Drivers in Louisiana will inevitably encounter large trucks when out on the road. Their prevalence can lead to complacency in thinking that they are just part of the landscape and there is little to worry about in terms of being injured in a truck accident. The reality is that these vehicles carry with them a significant danger even in the best of circumstances. A common issue with these trucks is the speed at which they travel. Regulators’ attempts to find a way to limit their speed is indicative of how widespread the problem is.
The National Highway Traffic Safety Administration (NHTSA) and the Federal Motor Carrier Safety Administration (FMCSA) jointly proposed that heavy-duty vehicles have a device installed in them that will limit their maximum speed. With this, all new vehicles would have the device set at a speed that cannot surpass a certain number. The weight of the vehicles would be part of the decision as to which vehicles should be equipped with this device. Those at 26,000 pounds would have it installed.
The carriers who operate the vehicles and use it to transport commerce across state lines would have to maintain this device. The speed limit itself is not known, but more research is planned to decide on what would be the optimal number. The reasoning behind this is for the safety of those on the road. The faster a vehicle is traveling, the more damaging a crash will be.
It is natural for drivers who are on the road for extended periods to push beyond the speed limits.

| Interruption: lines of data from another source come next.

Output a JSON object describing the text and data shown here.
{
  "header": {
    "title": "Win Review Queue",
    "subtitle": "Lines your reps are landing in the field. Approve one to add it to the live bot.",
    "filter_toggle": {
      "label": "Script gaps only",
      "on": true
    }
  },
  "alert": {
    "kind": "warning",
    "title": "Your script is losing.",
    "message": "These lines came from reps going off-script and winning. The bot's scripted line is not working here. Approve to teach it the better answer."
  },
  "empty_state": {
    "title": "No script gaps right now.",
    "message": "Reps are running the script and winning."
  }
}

While they might be under the impression that this is not dangerous, the research indicates that the faster a vehicle is going, the more damage that can result from a truck accident. This can lead to serious injuries and fatalities.

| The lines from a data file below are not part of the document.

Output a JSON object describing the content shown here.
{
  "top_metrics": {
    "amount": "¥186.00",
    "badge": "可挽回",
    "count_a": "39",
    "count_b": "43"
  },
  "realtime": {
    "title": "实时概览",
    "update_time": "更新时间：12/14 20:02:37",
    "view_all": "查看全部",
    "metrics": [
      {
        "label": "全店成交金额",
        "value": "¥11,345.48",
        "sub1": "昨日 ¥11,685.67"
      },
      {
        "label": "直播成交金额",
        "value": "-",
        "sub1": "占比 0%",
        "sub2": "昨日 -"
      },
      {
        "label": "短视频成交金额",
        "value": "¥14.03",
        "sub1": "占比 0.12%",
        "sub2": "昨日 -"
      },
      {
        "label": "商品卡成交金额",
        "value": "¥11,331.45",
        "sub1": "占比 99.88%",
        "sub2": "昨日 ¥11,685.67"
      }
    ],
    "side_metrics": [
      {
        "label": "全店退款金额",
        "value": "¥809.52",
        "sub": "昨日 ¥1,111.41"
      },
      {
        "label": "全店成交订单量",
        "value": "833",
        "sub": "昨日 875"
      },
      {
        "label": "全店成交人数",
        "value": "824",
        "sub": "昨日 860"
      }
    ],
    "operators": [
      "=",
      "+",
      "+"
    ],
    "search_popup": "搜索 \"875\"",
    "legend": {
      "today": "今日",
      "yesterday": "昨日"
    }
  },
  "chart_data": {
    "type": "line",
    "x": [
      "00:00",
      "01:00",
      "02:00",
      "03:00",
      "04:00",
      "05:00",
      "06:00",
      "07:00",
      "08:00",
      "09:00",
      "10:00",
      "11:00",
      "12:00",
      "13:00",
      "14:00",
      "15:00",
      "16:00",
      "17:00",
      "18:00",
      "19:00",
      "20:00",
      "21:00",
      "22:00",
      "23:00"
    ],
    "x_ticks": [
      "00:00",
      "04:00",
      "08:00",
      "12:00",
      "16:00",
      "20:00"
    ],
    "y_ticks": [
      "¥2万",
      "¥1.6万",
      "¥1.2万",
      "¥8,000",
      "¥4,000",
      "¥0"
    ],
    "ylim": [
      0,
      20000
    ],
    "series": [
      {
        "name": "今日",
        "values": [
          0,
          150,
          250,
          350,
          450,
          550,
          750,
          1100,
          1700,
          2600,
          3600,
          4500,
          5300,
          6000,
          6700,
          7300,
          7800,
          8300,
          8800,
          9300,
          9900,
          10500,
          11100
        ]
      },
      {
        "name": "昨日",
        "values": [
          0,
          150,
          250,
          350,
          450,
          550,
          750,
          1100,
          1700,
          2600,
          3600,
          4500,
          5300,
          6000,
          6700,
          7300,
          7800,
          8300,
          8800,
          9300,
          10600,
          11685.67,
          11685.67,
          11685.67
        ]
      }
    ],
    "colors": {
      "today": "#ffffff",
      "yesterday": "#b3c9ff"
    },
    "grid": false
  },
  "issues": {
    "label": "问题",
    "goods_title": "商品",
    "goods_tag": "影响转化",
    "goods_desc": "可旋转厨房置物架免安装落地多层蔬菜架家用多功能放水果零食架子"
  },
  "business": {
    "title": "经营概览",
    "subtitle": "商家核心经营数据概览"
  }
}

Those who have been injured or lost a loved one in a semi truck crash due to speed or for another reason need to know their rights to seek compensation. An experienced trucking accident attorney can help people in this situation.

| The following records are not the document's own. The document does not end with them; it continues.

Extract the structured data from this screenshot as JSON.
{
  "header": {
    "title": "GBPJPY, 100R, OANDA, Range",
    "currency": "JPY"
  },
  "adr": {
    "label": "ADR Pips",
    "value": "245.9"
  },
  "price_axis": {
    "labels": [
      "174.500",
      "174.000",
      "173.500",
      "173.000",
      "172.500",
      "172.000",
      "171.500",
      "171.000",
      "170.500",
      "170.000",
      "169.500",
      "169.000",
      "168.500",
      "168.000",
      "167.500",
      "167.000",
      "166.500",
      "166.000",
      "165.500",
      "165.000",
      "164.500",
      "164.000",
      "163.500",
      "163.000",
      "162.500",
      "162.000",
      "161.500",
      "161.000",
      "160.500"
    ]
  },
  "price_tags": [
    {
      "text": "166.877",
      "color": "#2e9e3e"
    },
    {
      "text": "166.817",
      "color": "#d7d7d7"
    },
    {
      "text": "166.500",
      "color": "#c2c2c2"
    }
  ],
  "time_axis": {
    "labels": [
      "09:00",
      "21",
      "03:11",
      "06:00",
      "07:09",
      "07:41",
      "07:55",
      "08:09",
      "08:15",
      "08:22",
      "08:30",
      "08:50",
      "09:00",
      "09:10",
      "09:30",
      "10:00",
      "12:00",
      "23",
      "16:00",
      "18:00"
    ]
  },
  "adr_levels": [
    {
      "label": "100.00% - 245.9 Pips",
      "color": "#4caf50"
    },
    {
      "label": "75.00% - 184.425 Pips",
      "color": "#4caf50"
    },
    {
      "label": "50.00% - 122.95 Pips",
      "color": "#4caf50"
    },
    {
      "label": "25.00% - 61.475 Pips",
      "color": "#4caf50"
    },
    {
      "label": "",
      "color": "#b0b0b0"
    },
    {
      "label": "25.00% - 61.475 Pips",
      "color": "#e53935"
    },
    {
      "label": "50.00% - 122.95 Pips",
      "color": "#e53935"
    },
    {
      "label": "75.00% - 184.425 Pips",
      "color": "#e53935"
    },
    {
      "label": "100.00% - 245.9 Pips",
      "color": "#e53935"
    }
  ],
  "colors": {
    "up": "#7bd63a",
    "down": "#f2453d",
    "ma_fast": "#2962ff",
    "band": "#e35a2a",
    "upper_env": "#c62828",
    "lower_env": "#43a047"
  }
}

Source: truckinginfo.com, “DOT Finally Proposes Truck Speed-Limiter Rule,” David Cullen, Accessed on Sept. 13, 2016